Pope Francis said the Vatican should study the possibility of ordaining women as deacons, answering a call that women, particularly in the United States, have been asking the church to address for decades.
The Pope’s potentially groundbreaking remarks came, as they often do, in an off-the-cuff response to a question — and it was not altogether clear exactly what he meant.
This time, the question came from the heads of women’s religious orders, who met with Francis at the Vatican on Thursday and pressed him for tangible ways in which women might play a larger role in leading the Catholic Church. To date, Francis has praised the “feminine genius” but has not carried through on vague promises to appoint more women to leadership positions.
In a series of pointed questions — the Pope joked that he felt like a goalie taking shots — the women called him out, asking why they can’t preach the homily or be ordained as deacons.
Women can give “reflections” at Catholic worship services, but only priests should preach homilies at Mass, the Pope answered, according to Vatican Radio, because they are acting “in persona Christi,” or, in the person of Christ. Church leaders have used similar argument to prevent women from being ordained as priests, saying that Jesus’ disciples were all men.
But in the Bible, St. Paul mentions least one woman, Phoebe, who served the early church, possibly as a deaconess.
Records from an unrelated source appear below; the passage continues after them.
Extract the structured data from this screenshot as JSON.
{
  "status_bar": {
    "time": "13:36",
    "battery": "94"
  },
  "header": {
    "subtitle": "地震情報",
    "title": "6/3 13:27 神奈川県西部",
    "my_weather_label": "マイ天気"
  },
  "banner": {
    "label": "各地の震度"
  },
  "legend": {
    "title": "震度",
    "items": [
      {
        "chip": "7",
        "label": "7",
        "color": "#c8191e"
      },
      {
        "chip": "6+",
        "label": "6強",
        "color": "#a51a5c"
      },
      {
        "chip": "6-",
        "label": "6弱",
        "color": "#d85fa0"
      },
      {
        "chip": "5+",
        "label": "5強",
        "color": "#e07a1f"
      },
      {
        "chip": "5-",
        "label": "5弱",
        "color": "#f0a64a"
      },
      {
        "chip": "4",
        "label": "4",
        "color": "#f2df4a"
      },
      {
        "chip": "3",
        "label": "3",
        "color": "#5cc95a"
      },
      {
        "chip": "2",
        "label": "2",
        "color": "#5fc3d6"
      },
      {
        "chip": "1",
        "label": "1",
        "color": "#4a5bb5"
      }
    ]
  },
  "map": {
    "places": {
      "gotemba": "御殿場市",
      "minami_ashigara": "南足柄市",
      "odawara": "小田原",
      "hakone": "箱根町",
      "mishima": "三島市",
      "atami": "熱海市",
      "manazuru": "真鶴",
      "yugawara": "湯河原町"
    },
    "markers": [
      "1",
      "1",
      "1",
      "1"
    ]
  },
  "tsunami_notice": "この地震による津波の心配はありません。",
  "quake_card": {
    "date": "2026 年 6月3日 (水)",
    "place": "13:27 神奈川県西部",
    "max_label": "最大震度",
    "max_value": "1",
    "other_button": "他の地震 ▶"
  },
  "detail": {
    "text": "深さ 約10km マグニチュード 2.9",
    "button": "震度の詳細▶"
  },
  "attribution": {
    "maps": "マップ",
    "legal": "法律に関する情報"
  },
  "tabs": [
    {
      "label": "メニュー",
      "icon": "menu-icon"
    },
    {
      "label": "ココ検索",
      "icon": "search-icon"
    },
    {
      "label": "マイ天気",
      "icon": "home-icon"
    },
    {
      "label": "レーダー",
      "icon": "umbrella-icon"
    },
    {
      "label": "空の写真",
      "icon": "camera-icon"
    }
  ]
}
Asked about Phoebe on Thursday, the Pope said her role in the church wasn’t clear, and that he would ask the Vatican’s Congregation for the Doctrine of the Faith, to look into it.
“Constituting an official commission that might study the question?” the pontiff asked, according to National Catholic Reporter. “I believe yes. It would do good for the church to clarify this point. I am in agreement. I will speak to do something like this.”
It is not clear, however, whether the Pope meant that the Vatican will study the role of women deacons in history or the question of whether women could be deacons in the future. The Vatican press office declined to comment, saying they are awaiting a full transcript of Francis’ remarks.
Vatican Radio, however, which is run by the church, portrayed the Pope’s remarks as a broad call “to set up a commission to study the possibility of reinstating female deacons.”
The question is controversial because it would open the door for women into the Catholic Church’s all-male clergy.
Since Vatican reforms in the mid 1960s, “permanent deacons” — those who do not plan on becoming priests — can perform many of the same functions as priests, including preach, celebrate marriages, lead funeral services and run parishes. They cannot hear confessions or consecrate the Eucharist, and only married men or celibate men over age 35 are eligible for the diaconate. There are about 13,000 deacons in the United States, according to the U.S. Conference of Catholic Bishops.
“Opening a commission to study the diaconate for women would be a great step for the Vatican in recognizing its own history,” The Women’s Ordination Conference said in a statement.
“While WOC celebrates this step from the Vatican, until women are included in all decision-making structures and as priests and Bishops of the Church, equality remains painfully denied.”